We all know compost is fantastic for the earth — it returns nutrients from the trash to turf to the table. Yet many of us are concerned we don’t have space or it takes too much time in upkeep. Composting in a small apartment is possible and and can be fuss-free. Two important factors to consider when deciding to compost at home are how much organic matter you create in a week and where your compost could go.
With these questions in mind, here are some options for composting in an apartment:
This might sound completely whack, but it’s true that you could blend your organic trash, just as you do for your smoothies.
Keep all the unwanted parts of your fruits and vegetables — peels, skin, root, stem, and old leaves in a ziplock bag. Try to cut up each piece so that it is small enough to be blended and add a little bit of water so that the mixture is smooth. This gooey mixture is ready to be added directly to the soil of your potted plants in small amounts.
Remember you should be using a high-powered strong blade blender that can withstand the textures of different organic materials.
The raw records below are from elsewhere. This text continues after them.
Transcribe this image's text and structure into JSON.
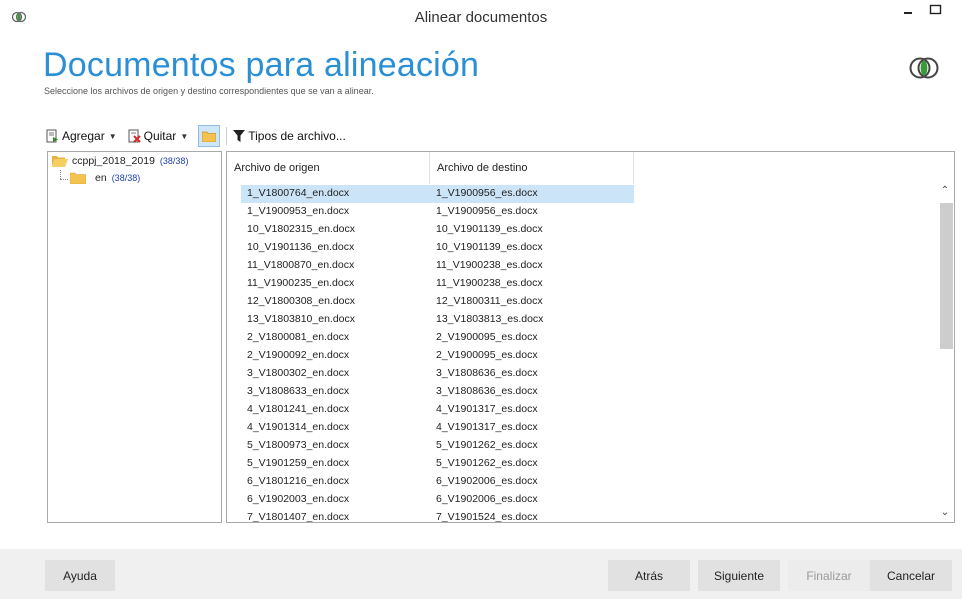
{
  "window": {
    "title": "Alinear documentos"
  },
  "header": {
    "title": "Documentos para alineación",
    "subtitle": "Seleccione los archivos de origen y destino correspondientes que se van a alinear."
  },
  "toolbar": {
    "add_label": "Agregar",
    "remove_label": "Quitar",
    "file_types_label": "Tipos de archivo..."
  },
  "tree": {
    "root": {
      "label": "ccppj_2018_2019",
      "count": "(38/38)"
    },
    "child": {
      "label": "en",
      "count": "(38/38)"
    }
  },
  "list": {
    "columns": [
      "Archivo de origen",
      "Archivo de destino"
    ],
    "rows": [
      [
        "1_V1800764_en.docx",
        "1_V1900956_es.docx"
      ],
      [
        "1_V1900953_en.docx",
        "1_V1900956_es.docx"
      ],
      [
        "10_V1802315_en.docx",
        "10_V1901139_es.docx"
      ],
      [
        "10_V1901136_en.docx",
        "10_V1901139_es.docx"
      ],
      [
        "11_V1800870_en.docx",
        "11_V1900238_es.docx"
      ],
      [
        "11_V1900235_en.docx",
        "11_V1900238_es.docx"
      ],
      [
        "12_V1800308_en.docx",
        "12_V1800311_es.docx"
      ],
      [
        "13_V1803810_en.docx",
        "13_V1803813_es.docx"
      ],
      [
        "2_V1800081_en.docx",
        "2_V1900095_es.docx"
      ],
      [
        "2_V1900092_en.docx",
        "2_V1900095_es.docx"
      ],
      [
        "3_V1800302_en.docx",
        "3_V1808636_es.docx"
      ],
      [
        "3_V1808633_en.docx",
        "3_V1808636_es.docx"
      ],
      [
        "4_V1801241_en.docx",
        "4_V1901317_es.docx"
      ],
      [
        "4_V1901314_en.docx",
        "4_V1901317_es.docx"
      ],
      [
        "5_V1800973_en.docx",
        "5_V1901262_es.docx"
      ],
      [
        "5_V1901259_en.docx",
        "5_V1901262_es.docx"
      ],
      [
        "6_V1801216_en.docx",
        "6_V1902006_es.docx"
      ],
      [
        "6_V1902003_en.docx",
        "6_V1902006_es.docx"
      ],
      [
        "7_V1801407_en.docx",
        "7_V1901524_es.docx"
      ]
    ],
    "selected_index": 0
  },
  "footer": {
    "help_label": "Ayuda",
    "back_label": "Atrás",
    "next_label": "Siguiente",
    "finish_label": "Finalizar",
    "cancel_label": "Cancelar"
  },
  "colors": {
    "accent": "#2b8fd6",
    "selection": "#cce4f7"
  }
}
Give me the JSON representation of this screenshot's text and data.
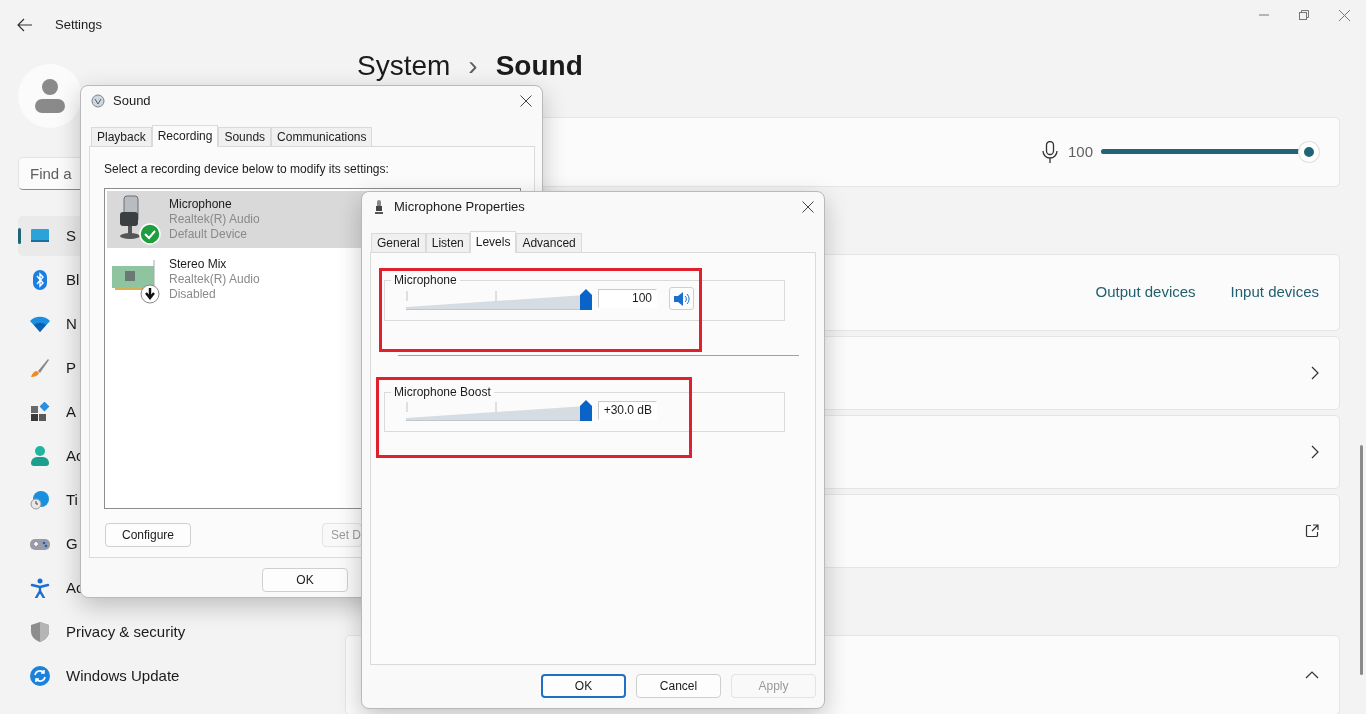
{
  "settings": {
    "title": "Settings",
    "search": {
      "placeholder": "Find a"
    },
    "sidebar": {
      "items": [
        {
          "label": "S",
          "kind": "system",
          "selected": true
        },
        {
          "label": "Bl",
          "kind": "bluetooth",
          "selected": false
        },
        {
          "label": "N",
          "kind": "network",
          "selected": false
        },
        {
          "label": "P",
          "kind": "personalization",
          "selected": false
        },
        {
          "label": "A",
          "kind": "apps",
          "selected": false
        },
        {
          "label": "Ac",
          "kind": "accounts",
          "selected": false
        },
        {
          "label": "Ti",
          "kind": "time",
          "selected": false
        },
        {
          "label": "G",
          "kind": "gaming",
          "selected": false
        },
        {
          "label": "Ac",
          "kind": "accessibility",
          "selected": false
        },
        {
          "label": "Privacy & security",
          "kind": "privacy",
          "selected": false
        },
        {
          "label": "Windows Update",
          "kind": "update",
          "selected": false
        }
      ]
    },
    "breadcrumb": {
      "parent": "System",
      "separator": "›",
      "current": "Sound"
    },
    "sections": [
      [
        {
          "kind": "input-volume",
          "value": "100",
          "level": 1.0
        }
      ],
      [
        {
          "kind": "links",
          "links": [
            "Output devices",
            "Input devices"
          ]
        },
        {
          "kind": "chevron"
        },
        {
          "kind": "chevron"
        },
        {
          "kind": "external-link"
        }
      ],
      [
        {
          "kind": "collapse",
          "expanded": true
        }
      ]
    ]
  },
  "sound_dialog": {
    "title": "Sound",
    "tabs": [
      {
        "label": "Playback",
        "selected": false
      },
      {
        "label": "Recording",
        "selected": true
      },
      {
        "label": "Sounds",
        "selected": false
      },
      {
        "label": "Communications",
        "selected": false
      }
    ],
    "instruction": "Select a recording device below to modify its settings:",
    "devices": [
      {
        "kind": "microphone",
        "name": "Microphone",
        "driver": "Realtek(R) Audio",
        "status": "Default Device",
        "default_device": true,
        "disabled": false,
        "selected": true
      },
      {
        "kind": "sound-card",
        "name": "Stereo Mix",
        "driver": "Realtek(R) Audio",
        "status": "Disabled",
        "default_device": false,
        "disabled": true,
        "selected": false
      }
    ],
    "buttons": [
      {
        "label": "Configure",
        "disabled": false
      },
      {
        "label": "Set D",
        "disabled": true
      }
    ],
    "footer_buttons": [
      {
        "label": "OK",
        "disabled": false
      }
    ]
  },
  "properties_dialog": {
    "title": "Microphone Properties",
    "tabs": [
      {
        "label": "General",
        "selected": false
      },
      {
        "label": "Listen",
        "selected": false
      },
      {
        "label": "Levels",
        "selected": true
      },
      {
        "label": "Advanced",
        "selected": false
      }
    ],
    "groups": [
      {
        "label": "Microphone",
        "level": 1.0,
        "value": "100",
        "mute_button": true,
        "highlighted": true
      },
      {
        "label": "Microphone Boost",
        "level": 1.0,
        "value": "+30.0 dB",
        "mute_button": false,
        "highlighted": true
      }
    ],
    "buttons": [
      {
        "label": "OK",
        "default": true,
        "disabled": false
      },
      {
        "label": "Cancel",
        "default": false,
        "disabled": false
      },
      {
        "label": "Apply",
        "default": false,
        "disabled": true
      }
    ]
  }
}
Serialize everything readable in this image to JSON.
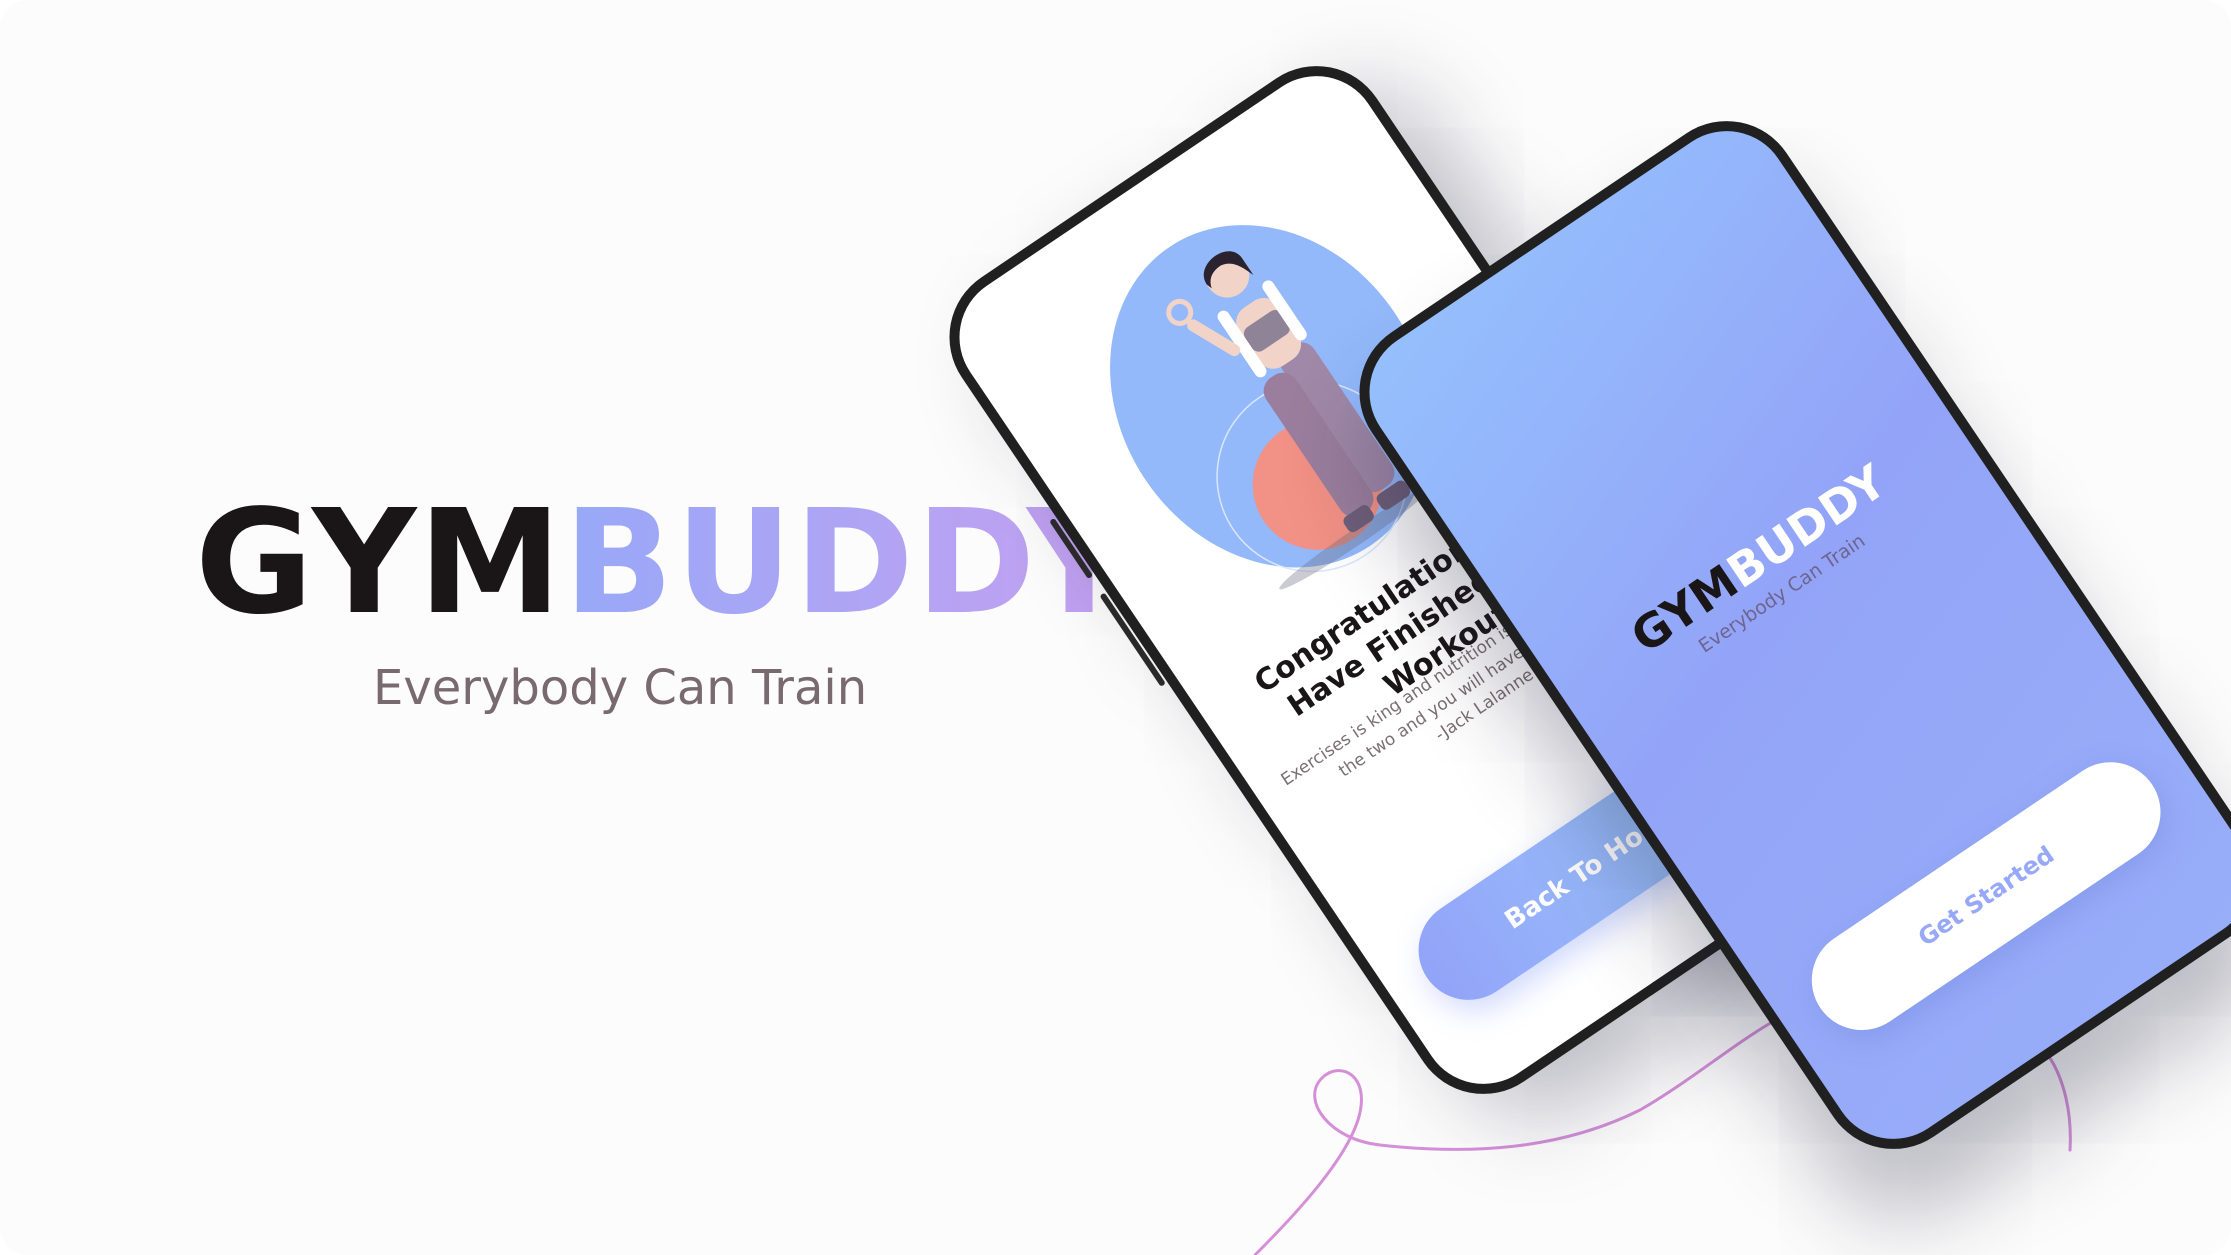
{
  "brand": {
    "logo_part1": "GYM",
    "logo_part2": "BUDDY",
    "tagline": "Everybody Can Train"
  },
  "phone_completion": {
    "title": "Congratulations, You Have Finished Your Workout",
    "quote": "Exercises is king and nutrition is queen. Combine the two and you will have a kingdom",
    "quote_author": "-Jack Lalanne",
    "button_label": "Back To Home"
  },
  "phone_welcome": {
    "logo_part1": "GYM",
    "logo_part2": "BUDDY",
    "tagline": "Everybody Can Train",
    "button_label": "Get Started"
  },
  "colors": {
    "accent_blue": "#92a3f8",
    "accent_light_blue": "#9dcefd",
    "accent_purple": "#c5a0f0",
    "text_dark": "#1a1516",
    "text_muted": "#786a6e",
    "curve": "#d48fd8"
  }
}
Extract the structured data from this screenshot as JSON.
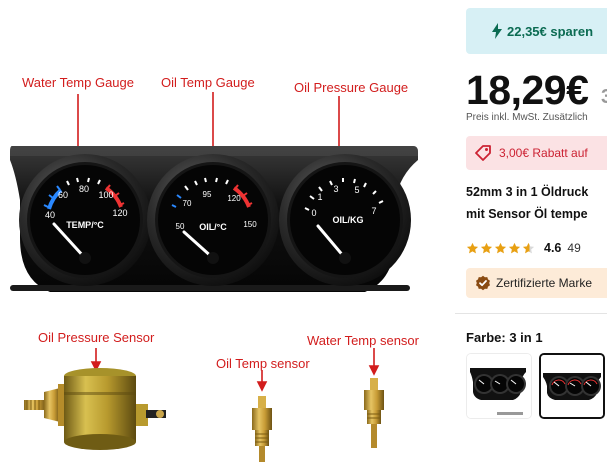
{
  "image": {
    "labels": {
      "water_temp_gauge": "Water Temp Gauge",
      "oil_temp_gauge": "Oil Temp Gauge",
      "oil_pressure_gauge": "Oil Pressure Gauge",
      "oil_pressure_sensor": "Oil Pressure Sensor",
      "oil_temp_sensor": "Oil Temp sensor",
      "water_temp_sensor": "Water Temp sensor"
    },
    "gauges": [
      {
        "name": "TEMP/°C",
        "ticks": [
          "40",
          "60",
          "80",
          "100",
          "120"
        ]
      },
      {
        "name": "OIL/°C",
        "ticks": [
          "50",
          "70",
          "95",
          "120",
          "150"
        ]
      },
      {
        "name": "OIL/KG",
        "ticks": [
          "0",
          "1",
          "3",
          "5",
          "7"
        ]
      }
    ]
  },
  "savings": {
    "text": "22,35€ sparen"
  },
  "price": {
    "current": "18,29€",
    "old": "3"
  },
  "tax_note": "Preis inkl. MwSt. Zusätzlich",
  "discount": {
    "text": "3,00€ Rabatt auf"
  },
  "title": {
    "line1": "52mm 3 in 1 Öldruck",
    "line2": "mit Sensor Öl tempe"
  },
  "rating": {
    "value": "4.6",
    "count": "49",
    "stars": 4.6
  },
  "verified": {
    "text": "Zertifizierte Marke"
  },
  "color": {
    "label": "Farbe: 3 in 1"
  },
  "colors": {
    "accent_green": "#0b6b52",
    "discount_red": "#cc2233",
    "star_gold": "#e8a013",
    "label_red": "#d21d1d"
  }
}
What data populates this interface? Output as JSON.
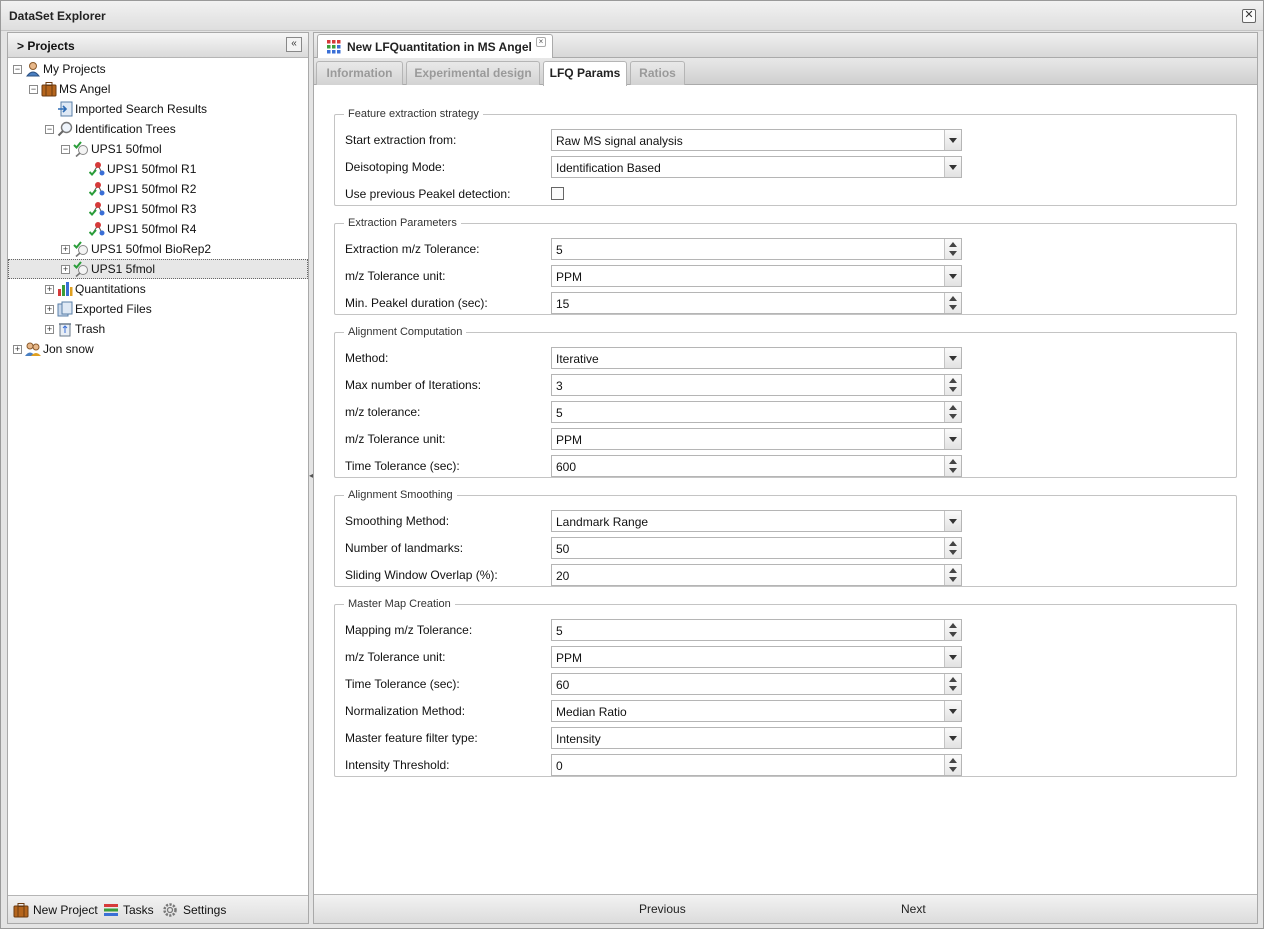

Take about two tablespoons of the mixture and add to the soil and mix well such that the goop is not floating around the topsoil. In a few weeks, you should notice that the soil has absorbed this compost smoothie and there might be some traces of earthworms in your soil. This is a wonderful sign of healthy soil.
One of the simplest ways to start composting in an apartment is with a kitchen top composter. These come in varying sizes but usually are no larger than a biscuit tin to fit on your countertop. They are usually made from sturdy materials like stainless steel or bamboo so don’t risk any leakages. They are self-contained which means all you need to do is empty your organic material like egg shells, fruit and veggie scraps, coffee grounds and so on into it and leave the device to do its magic.
The maintenance comes from manually cleaning the device once every few weeks and replacing the odour-removing components like charcoal once every six months.
Scrap-Pooling With Neighbours
If you live in an apartment, you’re bound to have neighbours. Go past the pleasantries, and ask how they are currently managing their food waste. If they’re not already doing so, you could pool together your scraps as a level or a building and bring them to the nearest community garden where there are usually big composting bins.
City Council Compost Bins
The Australian government intends to reduce food waste by half by 2030. In line with these ambitious goals, state territories and local governments have developed various initiatives to help combat food waste with composting. The council of Sydney is running a pilot project to collect and separate food scraps from residential properties. If you live in this state, you could check if your building in this list or write to get your building involved in this project.
The food scraps are delivered to Earth Power, Australia’s first food waste to an energy processing facility in Sydney. The facility uses anaerobic digestion technology to convert food scraps to electricity and nutrient-rich fertiliser.
With help from your neighbours, the city council, and possibly new friends, composting from an apartment couldn’t be easier. It may appear daunting at first, but the first step is to divide your food scraps into two groups: compostable and not compostable. This habit is the hardest part. Once you’re done with this, you’re off to the easy parts. May the compost composure be with you!